The lure of protein shakes can be strong, even if you’re far from a bodybuilder. Shakes are convenient, portable, nutritious and relatively affordable, but they also have their downsides.
Athletes need more protein than people who aren’t active, so if you aren’t putting in your time at the gym, drinking shakes every day may cause weight gain and other health issues.
For bodybuilders and athletes, protein shakes are designed to help build muscle. According to the National Strength and Conditioning Association, consuming a protein and carbohydrate snack or meal within 30 minutes after a workout aids protein synthesis and decreases muscle breakdown.
If you don’t work out, however, your muscles aren’t likely to be challenged enough to need that extra protein. Protein contains calories — the same as carbohydrates — and eating too many calories leads to weight gain. If your body can't use the extra calories in protein to aid muscle growth, it stores them as fat.
Protein shakes aren't 100 percent protein. Depending on the brand, they may contain many other ingredients to add extra nutrition, and flavoring and sweetness to make them palatable. Those additions can also add calories.
A typical whey protein shake contains about 110 calories if you mix it with 1 cup of water. If you mix it with milk or throw in a banana, that number jumps to about 300 calories. Over time, those calories can add up to weight gain, and it’s likely to be in the form of fat rather than muscle if you’re not regularly exercising.
Protein shakes are dietary supplements and typically are produced with isolated nutrients rather than whole foods. If you’re supplementing a healthy, well-rounded diet and fitness plan, that may not matter, but if you’re replacing regular meals with protein shakes, you may be missing out on valuable nutrients.
According to the M.D. Anderson Cancer Center website, dietary supplements like protein shakes are unable to successfully reproduce the phytonutrients, antioxidants, fiber and other protective substances that whole foods naturally contain. Many brands of protein shakes contain other substances that aren't good for you, including artificial flavors and sugars. For that reason, it’s a healthier choice to eat natural, high-protein foods instead of drinking shakes.
Your kidneys are tasked with the process of metabolizing excess protein. If you consistently consume more than you need, that strain can result in serious health problems. According to the Physicians Committee for Responsible Medicine, most Americans get more protein than they need, even without supplements like shakes.
If you keep your protein intake higher than necessary for an extended period of time, you may increase your risk of kidney stones, osteoporosis, kidney disease or even cancer. Before you add shakes to your diet or make any major changes to your eating plan, see your doctor.

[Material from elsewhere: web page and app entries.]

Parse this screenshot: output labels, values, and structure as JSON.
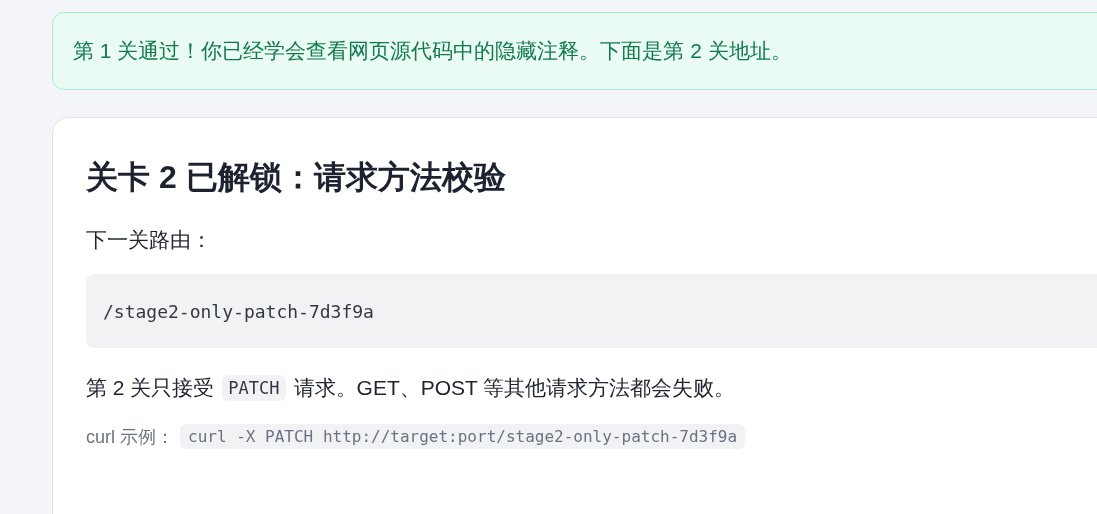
{
  "notice": {
    "text": "第 1 关通过！你已经学会查看网页源代码中的隐藏注释。下面是第 2 关地址。"
  },
  "card": {
    "title": "关卡 2 已解锁：请求方法校验",
    "route_label": "下一关路由：",
    "route": "/stage2-only-patch-7d3f9a",
    "method_note": {
      "before": "第 2 关只接受",
      "code": "PATCH",
      "after": "请求。GET、POST 等其他请求方法都会失败。"
    },
    "curl": {
      "label": "curl 示例：",
      "code": "curl -X PATCH http://target:port/stage2-only-patch-7d3f9a"
    }
  }
}
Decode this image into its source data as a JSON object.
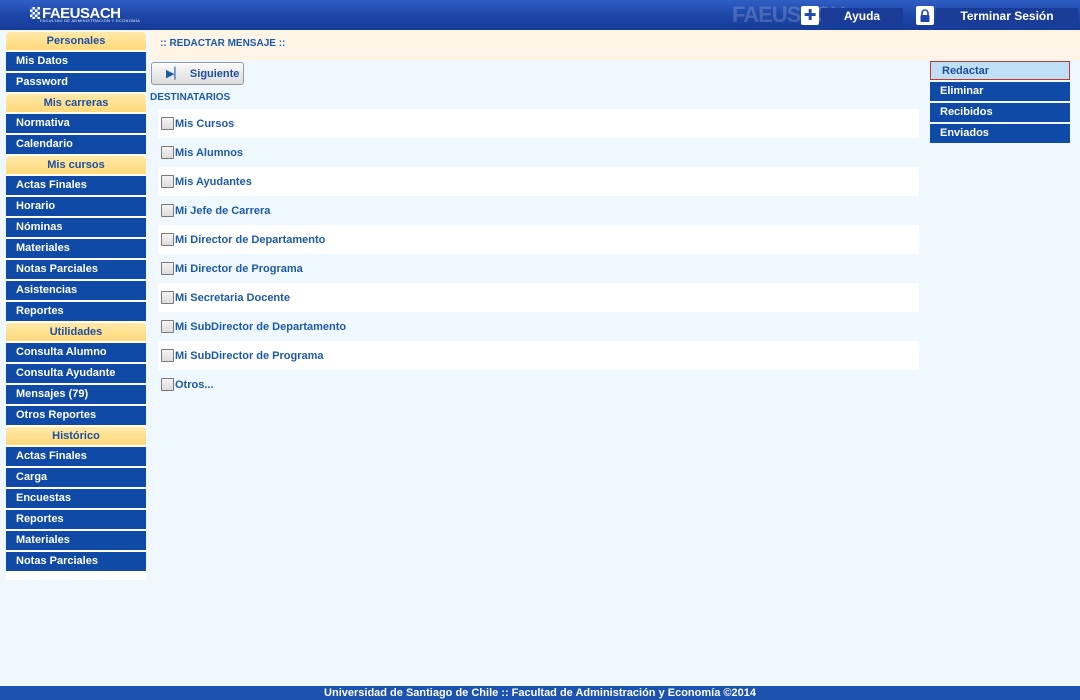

How Much Do You Really Need?
Protein is an important nutrient for everyone — not just athletes. Protein is the building block of life, responsible for healing injured tissues, synthesizing hormones, and strong hair, skin and nails. It's important that your diet contain enough protein — but not too much.
The average sedentary adult needs only .4 grams of protein per pound of body weight per day. For an adult weighing 155 pounds, thats 62 grams of protein per day. Protein is present in almost all foods and is found in high amounts in fish, chicken, lean beef, eggs, dairy and legumes. As long as you eat a wide variety of nutritious foods each day, you'll be able to get all the protein you need from your diet.
- National Strength and Conditioning Association: Whey Protein vs Casein Protein and Optimal Recovery
- Rice University: Protein Requirements for Athletes
- LIVESTRONG.com MyPlate: Body Fortress Whey Protein Powder Nutrition Facts
- M.D. Anderson Cancer Center: Whole Foods or Supplements?
- Physicians Committee for Responsible Medicine: The Protein Myth